Like the wave of countercultural idealism they ushered in, the group could never live up to its own lofty expectations. Buffalo Springfield would fall prey to poor management, internal bickering, unplanned line-up changes and a disastrous all-star drug bust while jamming with Eric Clapton in 1968. These drug-related issues in conjunction with poor management ensured the quintet’s demise.
Buffalo Springfield would go on to record another two albums over its short two-year lifespan. Yet there’s something here on this first LP that never recurred. The debut encapsulates the vibrancy and impetus of a group which started with so much momentum but quickly began ebbing into disarray. However, it was far from the end. The ambitions and creative vision of Young and Stills would outlive the group’s short existence.

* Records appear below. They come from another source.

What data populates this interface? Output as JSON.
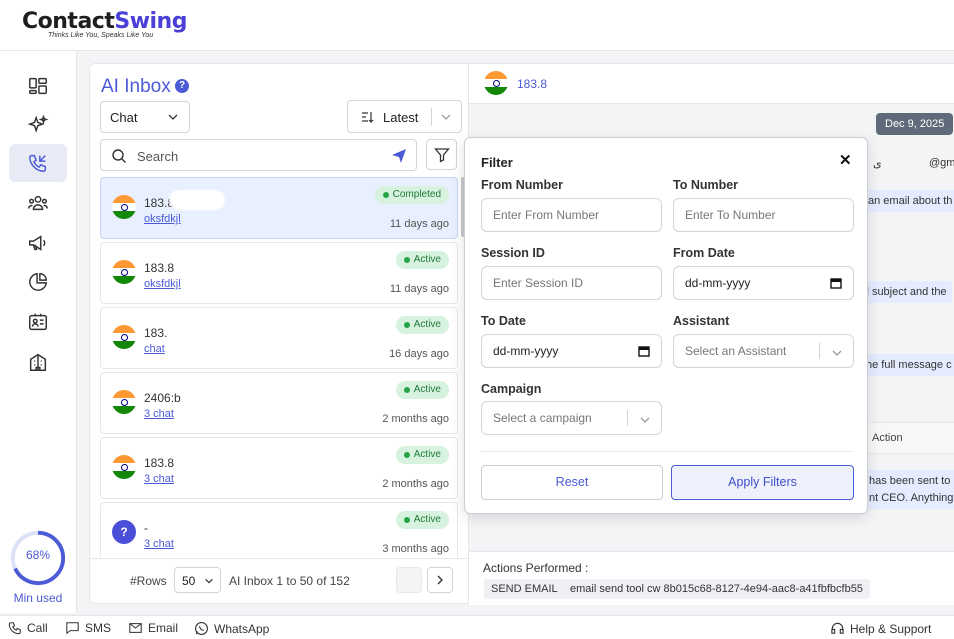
{
  "brand": {
    "name_part1": "Contact",
    "name_part2": "Swing",
    "tagline": "Thinks Like You, Speaks Like You",
    "accent": "#4b5bd6"
  },
  "usage": {
    "percent_label": "68%",
    "percent": 68,
    "caption": "Min used"
  },
  "inbox": {
    "title": "AI Inbox",
    "channel_select": "Chat",
    "sort_select": "Latest",
    "search_placeholder": "Search",
    "items": [
      {
        "number": "183.8",
        "sub": "oksfdkjl",
        "status": "Completed",
        "time": "11 days ago",
        "avatar": "flag"
      },
      {
        "number": "183.8",
        "sub": "oksfdkjl",
        "status": "Active",
        "time": "11 days ago",
        "avatar": "flag"
      },
      {
        "number": "183.",
        "sub": "chat",
        "status": "Active",
        "time": "16 days ago",
        "avatar": "flag"
      },
      {
        "number": "2406:b",
        "sub": "3 chat",
        "status": "Active",
        "time": "2 months ago",
        "avatar": "flag"
      },
      {
        "number": "183.8",
        "sub": "3 chat",
        "status": "Active",
        "time": "2 months ago",
        "avatar": "flag"
      },
      {
        "number": "-",
        "sub": "3 chat",
        "status": "Active",
        "time": "3 months ago",
        "avatar": "?"
      }
    ],
    "pager": {
      "rows_label": "#Rows",
      "rows_value": "50",
      "range": "AI Inbox 1 to 50 of 152"
    }
  },
  "conversation": {
    "number": "183.8",
    "date_chip": "Dec 9, 2025",
    "fragments": [
      "ی",
      "@gm",
      "an email about th",
      "il subject and the",
      "he full message c",
      "has been sent to",
      "nt CEO. Anything"
    ],
    "action_column": "Action",
    "actions_label": "Actions Performed :",
    "action_chips": [
      "SEND EMAIL",
      "email send tool cw 8b015c68-8127-4e94-aac8-a41fbfbcfb55"
    ]
  },
  "filter": {
    "title": "Filter",
    "close": "✕",
    "from_number": {
      "label": "From Number",
      "placeholder": "Enter From Number"
    },
    "to_number": {
      "label": "To Number",
      "placeholder": "Enter To Number"
    },
    "session_id": {
      "label": "Session ID",
      "placeholder": "Enter Session ID"
    },
    "from_date": {
      "label": "From Date",
      "value": "dd-mm-yyyy"
    },
    "to_date": {
      "label": "To Date",
      "value": "dd-mm-yyyy"
    },
    "assistant": {
      "label": "Assistant",
      "placeholder": "Select an Assistant"
    },
    "campaign": {
      "label": "Campaign",
      "placeholder": "Select a campaign"
    },
    "reset": "Reset",
    "apply": "Apply Filters"
  },
  "footer": {
    "call": "Call",
    "sms": "SMS",
    "email": "Email",
    "whatsapp": "WhatsApp",
    "help": "Help & Support"
  }
}
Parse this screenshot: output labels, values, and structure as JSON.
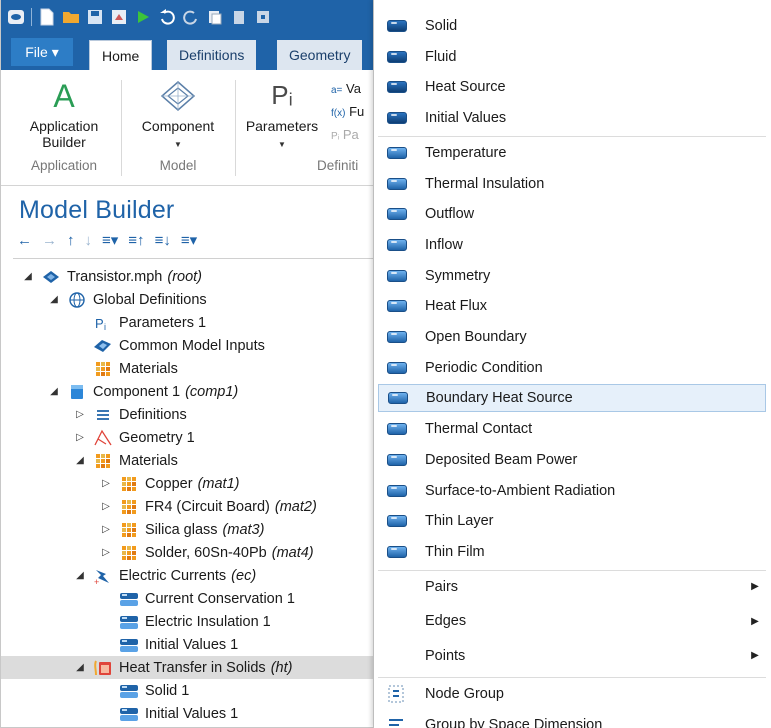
{
  "ribbon": {
    "file_label": "File ▾",
    "tabs": [
      {
        "label": "Home"
      },
      {
        "label": "Definitions"
      },
      {
        "label": "Geometry"
      }
    ],
    "groups": {
      "application": {
        "button": "Application\nBuilder",
        "caption": "Application",
        "icon": "A"
      },
      "model": {
        "button": "Component",
        "caption": "Model",
        "icon": "component-icon"
      },
      "definitions": {
        "button": "Parameters",
        "caption": "Definiti",
        "icon": "Pᵢ",
        "items": [
          "Va",
          "Fu",
          "Pa"
        ],
        "item_prefixes": [
          "a=",
          "f(x)",
          "Pᵢ"
        ]
      }
    }
  },
  "model_builder": {
    "title": "Model Builder",
    "tree": [
      {
        "label": "Transistor.mph",
        "tag": "(root)",
        "depth": 0,
        "toggle": "open",
        "icon": "model-icon"
      },
      {
        "label": "Global Definitions",
        "tag": "",
        "depth": 1,
        "toggle": "open",
        "icon": "globe-icon"
      },
      {
        "label": "Parameters 1",
        "tag": "",
        "depth": 2,
        "toggle": "",
        "icon": "parameters-icon"
      },
      {
        "label": "Common Model Inputs",
        "tag": "",
        "depth": 2,
        "toggle": "",
        "icon": "common-inputs-icon"
      },
      {
        "label": "Materials",
        "tag": "",
        "depth": 2,
        "toggle": "",
        "icon": "materials-icon"
      },
      {
        "label": "Component 1",
        "tag": "(comp1)",
        "depth": 1,
        "toggle": "open",
        "icon": "component-icon"
      },
      {
        "label": "Definitions",
        "tag": "",
        "depth": 2,
        "toggle": "closed",
        "icon": "definitions-icon"
      },
      {
        "label": "Geometry 1",
        "tag": "",
        "depth": 2,
        "toggle": "closed",
        "icon": "geometry-icon"
      },
      {
        "label": "Materials",
        "tag": "",
        "depth": 2,
        "toggle": "open",
        "icon": "materials-icon"
      },
      {
        "label": "Copper",
        "tag": "(mat1)",
        "depth": 3,
        "toggle": "closed",
        "icon": "materials-icon"
      },
      {
        "label": "FR4 (Circuit Board)",
        "tag": "(mat2)",
        "depth": 3,
        "toggle": "closed",
        "icon": "materials-icon"
      },
      {
        "label": "Silica glass",
        "tag": "(mat3)",
        "depth": 3,
        "toggle": "closed",
        "icon": "materials-icon"
      },
      {
        "label": "Solder, 60Sn-40Pb",
        "tag": "(mat4)",
        "depth": 3,
        "toggle": "closed",
        "icon": "materials-icon"
      },
      {
        "label": "Electric Currents",
        "tag": "(ec)",
        "depth": 2,
        "toggle": "open",
        "icon": "electric-currents-icon"
      },
      {
        "label": "Current Conservation 1",
        "tag": "",
        "depth": 3,
        "toggle": "",
        "icon": "feature-icon"
      },
      {
        "label": "Electric Insulation 1",
        "tag": "",
        "depth": 3,
        "toggle": "",
        "icon": "feature-icon"
      },
      {
        "label": "Initial Values 1",
        "tag": "",
        "depth": 3,
        "toggle": "",
        "icon": "feature-icon"
      },
      {
        "label": "Heat Transfer in Solids",
        "tag": "(ht)",
        "depth": 2,
        "toggle": "open",
        "icon": "heat-transfer-icon",
        "selected": true
      },
      {
        "label": "Solid 1",
        "tag": "",
        "depth": 3,
        "toggle": "",
        "icon": "feature-icon"
      },
      {
        "label": "Initial Values 1",
        "tag": "",
        "depth": 3,
        "toggle": "",
        "icon": "feature-icon"
      }
    ]
  },
  "context_menu": {
    "items": [
      {
        "label": "Solid",
        "icon": "domain-feature-icon",
        "submenu": false
      },
      {
        "label": "Fluid",
        "icon": "domain-feature-icon",
        "submenu": false
      },
      {
        "label": "Heat Source",
        "icon": "domain-feature-icon",
        "submenu": false
      },
      {
        "label": "Initial Values",
        "icon": "domain-feature-icon",
        "submenu": false
      },
      {
        "label": "Temperature",
        "icon": "boundary-feature-icon",
        "submenu": false
      },
      {
        "label": "Thermal Insulation",
        "icon": "boundary-feature-icon",
        "submenu": false
      },
      {
        "label": "Outflow",
        "icon": "boundary-feature-icon",
        "submenu": false
      },
      {
        "label": "Inflow",
        "icon": "boundary-feature-icon",
        "submenu": false
      },
      {
        "label": "Symmetry",
        "icon": "boundary-feature-icon",
        "submenu": false
      },
      {
        "label": "Heat Flux",
        "icon": "boundary-feature-icon",
        "submenu": false
      },
      {
        "label": "Open Boundary",
        "icon": "boundary-feature-icon",
        "submenu": false
      },
      {
        "label": "Periodic Condition",
        "icon": "boundary-feature-icon",
        "submenu": false
      },
      {
        "label": "Boundary Heat Source",
        "icon": "boundary-feature-icon",
        "submenu": false,
        "highlighted": true
      },
      {
        "label": "Thermal Contact",
        "icon": "boundary-feature-icon",
        "submenu": false
      },
      {
        "label": "Deposited Beam Power",
        "icon": "boundary-feature-icon",
        "submenu": false
      },
      {
        "label": "Surface-to-Ambient Radiation",
        "icon": "boundary-feature-icon",
        "submenu": false
      },
      {
        "label": "Thin Layer",
        "icon": "boundary-feature-icon",
        "submenu": false
      },
      {
        "label": "Thin Film",
        "icon": "boundary-feature-icon",
        "submenu": false
      },
      {
        "label": "Pairs",
        "icon": "",
        "submenu": true
      },
      {
        "label": "Edges",
        "icon": "",
        "submenu": true
      },
      {
        "label": "Points",
        "icon": "",
        "submenu": true
      },
      {
        "label": "Node Group",
        "icon": "node-group-icon",
        "submenu": false
      },
      {
        "label": "Group by Space Dimension",
        "icon": "group-by-dimension-icon",
        "submenu": false
      }
    ]
  }
}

This self-titled debut best exemplifies the group: a balance of naivety and perfectionism, as well as a seemingly endless pool of creative ideas and aspirations. Fated to be forever scratching at some unified vision of greatness, it was more often than not that Buffalo Springfield succumbed to the increasing disruption of internal and external forces. Reflecting the air of creativity which defined the era, the group was a melting pot of ideas. Born atop an unbridled sense of creative freedom, the confluence of the album’s talented musical personalities set the tone for a new understanding of popular music.
Riley Fitzgerald is a Brisbane-based writer and wine drinker generally found shuffling around DIY gigs or music festivals. He collects synths and music books. Favourite labels include Ghostly Int., Warp, Flying Nun, 4AD, Future Classic, & Bedrooms Suck. Follow him on Twitter @RileynfView all posts by Riley Fitzgerald